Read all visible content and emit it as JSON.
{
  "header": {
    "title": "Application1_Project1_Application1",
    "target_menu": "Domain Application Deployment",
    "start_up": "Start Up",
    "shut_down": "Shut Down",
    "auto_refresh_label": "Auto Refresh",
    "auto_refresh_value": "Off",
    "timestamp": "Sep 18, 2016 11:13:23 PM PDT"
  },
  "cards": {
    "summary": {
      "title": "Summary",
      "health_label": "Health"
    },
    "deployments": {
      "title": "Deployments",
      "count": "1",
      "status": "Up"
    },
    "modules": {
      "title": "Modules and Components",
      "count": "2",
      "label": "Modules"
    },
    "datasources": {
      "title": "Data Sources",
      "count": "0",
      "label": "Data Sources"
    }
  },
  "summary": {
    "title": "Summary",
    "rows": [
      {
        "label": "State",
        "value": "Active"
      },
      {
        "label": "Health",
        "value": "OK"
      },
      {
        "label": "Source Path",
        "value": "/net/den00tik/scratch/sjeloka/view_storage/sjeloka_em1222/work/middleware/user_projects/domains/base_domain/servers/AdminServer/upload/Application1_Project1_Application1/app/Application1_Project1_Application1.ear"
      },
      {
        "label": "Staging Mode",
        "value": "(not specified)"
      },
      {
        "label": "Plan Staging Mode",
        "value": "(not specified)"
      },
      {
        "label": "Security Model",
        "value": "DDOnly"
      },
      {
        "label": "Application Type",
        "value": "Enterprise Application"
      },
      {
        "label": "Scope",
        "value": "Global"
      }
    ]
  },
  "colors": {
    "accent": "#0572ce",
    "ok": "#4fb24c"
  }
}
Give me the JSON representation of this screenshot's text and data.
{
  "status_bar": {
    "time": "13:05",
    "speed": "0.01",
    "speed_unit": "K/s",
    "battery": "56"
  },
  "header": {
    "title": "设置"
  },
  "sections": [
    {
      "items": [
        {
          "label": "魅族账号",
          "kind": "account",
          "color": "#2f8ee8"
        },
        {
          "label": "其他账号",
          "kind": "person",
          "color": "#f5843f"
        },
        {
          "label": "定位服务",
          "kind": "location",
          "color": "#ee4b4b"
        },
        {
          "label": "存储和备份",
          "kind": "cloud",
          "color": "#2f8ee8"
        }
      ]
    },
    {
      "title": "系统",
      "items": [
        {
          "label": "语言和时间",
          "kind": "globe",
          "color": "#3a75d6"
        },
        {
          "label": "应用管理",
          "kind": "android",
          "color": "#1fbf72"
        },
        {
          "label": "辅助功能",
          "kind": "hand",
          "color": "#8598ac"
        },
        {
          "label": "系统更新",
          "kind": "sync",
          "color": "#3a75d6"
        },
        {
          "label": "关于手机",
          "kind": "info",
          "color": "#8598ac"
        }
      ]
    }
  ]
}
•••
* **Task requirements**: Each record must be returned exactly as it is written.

* **Answer to this task**:
Read all visible content and emit it as JSON.
{
  "header": {
    "title": "Application1_Project1_Application1",
    "target_menu": "Domain Application Deployment",
    "start_up": "Start Up",
    "shut_down": "Shut Down",
    "auto_refresh_label": "Auto Refresh",
    "auto_refresh_value": "Off",
    "timestamp": "Sep 18, 2016 11:13:23 PM PDT"
  },
  "cards": {
    "summary": {
      "title": "Summary",
      "health_label": "Health"
    },
    "deployments": {
      "title": "Deployments",
      "count": "1",
      "status": "Up"
    },
    "modules": {
      "title": "Modules and Components",
      "count": "2",
      "label": "Modules"
    },
    "datasources": {
      "title": "Data Sources",
      "count": "0",
      "label": "Data Sources"
    }
  },
  "summary": {
    "title": "Summary",
    "rows": [
      {
        "label": "State",
        "value": "Active"
      },
      {
        "label": "Health",
        "value": "OK"
      },
      {
        "label": "Source Path",
        "value": "/net/den00tik/scratch/sjeloka/view_storage/sjeloka_em1222/work/middleware/user_projects/domains/base_domain/servers/AdminServer/upload/Application1_Project1_Application1/app/Application1_Project1_Application1.ear"
      },
      {
        "label": "Staging Mode",
        "value": "(not specified)"
      },
      {
        "label": "Plan Staging Mode",
        "value": "(not specified)"
      },
      {
        "label": "Security Model",
        "value": "DDOnly"
      },
      {
        "label": "Application Type",
        "value": "Enterprise Application"
      },
      {
        "label": "Scope",
        "value": "Global"
      }
    ]
  },
  "colors": {
    "accent": "#0572ce",
    "ok": "#4fb24c"
  }
}
Give me the JSON representation of this screenshot's text and data.
{
  "status_bar": {
    "time": "13:05",
    "speed": "0.01",
    "speed_unit": "K/s",
    "battery": "56"
  },
  "header": {
    "title": "设置"
  },
  "sections": [
    {
      "items": [
        {
          "label": "魅族账号",
          "kind": "account",
          "color": "#2f8ee8"
        },
        {
          "label": "其他账号",
          "kind": "person",
          "color": "#f5843f"
        },
        {
          "label": "定位服务",
          "kind": "location",
          "color": "#ee4b4b"
        },
        {
          "label": "存储和备份",
          "kind": "cloud",
          "color": "#2f8ee8"
        }
      ]
    },
    {
      "title": "系统",
      "items": [
        {
          "label": "语言和时间",
          "kind": "globe",
          "color": "#3a75d6"
        },
        {
          "label": "应用管理",
          "kind": "android",
          "color": "#1fbf72"
        },
        {
          "label": "辅助功能",
          "kind": "hand",
          "color": "#8598ac"
        },
        {
          "label": "系统更新",
          "kind": "sync",
          "color": "#3a75d6"
        },
        {
          "label": "关于手机",
          "kind": "info",
          "color": "#8598ac"
        }
      ]
    }
  ]
}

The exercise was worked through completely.